CareKnowledge editor Jim Kennedy considers the key points from the recent Action for Children review into child neglect:
The research for the review repeats exercises carried out over the past few years which included a national sample survey of local authorities, the use of multi-agency focus groups, polling of both the public and professionals, collation of UK-wide statistics and analysis of relevant policy developments.
The review report points to the fact that neglect remains the most common initial reason for children being placed on a child protection register or made subject to a child protection plan.
This is true – and broadly consistent – across the UK, although the proportion is highest in Wales (at 49%) and lowest in Scotland (at 42%). But, of course, caution should be exercised in drawing any comparative conclusions, given the differences in underlying child care systems.
In any event, the report contends that these figures give only a limited insight into the true level of neglect. Polling of professionals, for example, threw up figures suggesting that over 90% believed they had come across children who were being neglected; and that one in eight were coming across children subject to weekly or more frequent instances of neglect.
And the report points to what it describes as continuing gaps in the collation and collection of information on cases of neglect.
Polling of professionals also revealed a belief that levels of neglect are increasing, with the main reason for this, cited by staff in schools, being a deterioration in parenting skills. Another key reason more broadly identified, was the increase in levels of poverty.
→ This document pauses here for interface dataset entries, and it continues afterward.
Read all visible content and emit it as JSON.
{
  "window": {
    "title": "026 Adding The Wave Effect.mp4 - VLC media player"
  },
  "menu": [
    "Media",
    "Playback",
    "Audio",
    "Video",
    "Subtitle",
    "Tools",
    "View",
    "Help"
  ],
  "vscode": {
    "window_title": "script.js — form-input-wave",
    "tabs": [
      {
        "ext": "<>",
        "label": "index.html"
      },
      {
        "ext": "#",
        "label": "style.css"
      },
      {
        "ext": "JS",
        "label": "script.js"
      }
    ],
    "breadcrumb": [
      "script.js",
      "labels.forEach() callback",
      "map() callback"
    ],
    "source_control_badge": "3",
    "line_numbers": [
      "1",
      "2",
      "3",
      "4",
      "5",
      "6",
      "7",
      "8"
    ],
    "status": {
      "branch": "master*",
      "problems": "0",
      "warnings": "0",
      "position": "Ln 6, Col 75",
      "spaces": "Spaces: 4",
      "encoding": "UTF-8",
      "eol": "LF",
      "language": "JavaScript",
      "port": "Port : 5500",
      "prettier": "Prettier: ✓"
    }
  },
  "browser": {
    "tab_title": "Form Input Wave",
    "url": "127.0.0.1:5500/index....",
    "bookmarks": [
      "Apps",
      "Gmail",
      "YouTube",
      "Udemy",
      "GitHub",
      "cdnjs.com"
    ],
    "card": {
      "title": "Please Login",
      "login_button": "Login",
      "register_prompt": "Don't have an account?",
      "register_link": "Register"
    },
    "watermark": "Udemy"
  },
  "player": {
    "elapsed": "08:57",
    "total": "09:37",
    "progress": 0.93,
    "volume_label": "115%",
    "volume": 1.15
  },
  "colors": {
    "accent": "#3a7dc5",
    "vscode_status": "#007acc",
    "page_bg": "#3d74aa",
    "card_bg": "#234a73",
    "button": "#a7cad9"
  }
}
The significance of this factor to cases of neglect had risen, amongst all professionals, from 44% in 2009 to 66% in 2012.
The report suggests that there has been some increase in the willingness of the public to report neglect, and although social services remain the most likely place for them to take their concerns, more people are now prepared to discuss issues with other professionals such as nurses and doctors. Members of the public also comment on the need for more and better information on this subject.
The report found evidence of professional concern that help was not being provided early enough when difficulties have been identified – and that the role of universal services is not fully exploited. There are also growing concerns about the impact of public sector cuts.
Effective joint working remains a key theme highlighted in the report – and, here, it points to new developments, including the establishment of Multi-Agency Safeguarding Hubs (MASH) that are attempting to tackle this agenda.
Based on this overall analysis, the Action for Children Review makes a series of (robustly worded) recommendations centred on the need for:
• Government to honour its commitment to increase early intervention services with clear statutory duties for early help included in the new Working Together statutory guidance
• Government to revise the inspection framework so that no local authority can receive an excellent inspection rating unless it demonstrates sufficient and effective early help services
• Government to commission Ofsted to conduct a thematic review on child neglect focused on early intervention
• Government to introduce a web-portal for the public to seek help for children they are worried about
Now, much that is in this Review will be familiar to CareKnowledge readers and, at that level, I guess all this blog will have done is confirm that the Review shares the concerns of many in the field. But the continued focus on neglect seems an essential one, given its prevalence, its recognised long term effects and its ability to slip under the child protection ‘radar’.
A key concern, though, from someone with an eye to developments across the UK, is that although its research is UK-wide, the report appears to reserve its recommendations for the English Government. The policies it highlights seem to me to be the responsibility of the DFE in England, rather than those of the UK Government.
That may be a misreading based on the relatively short time I’ve had to look at the report – or may be explained, in some way that I’ve missed – but otherwise, a pity…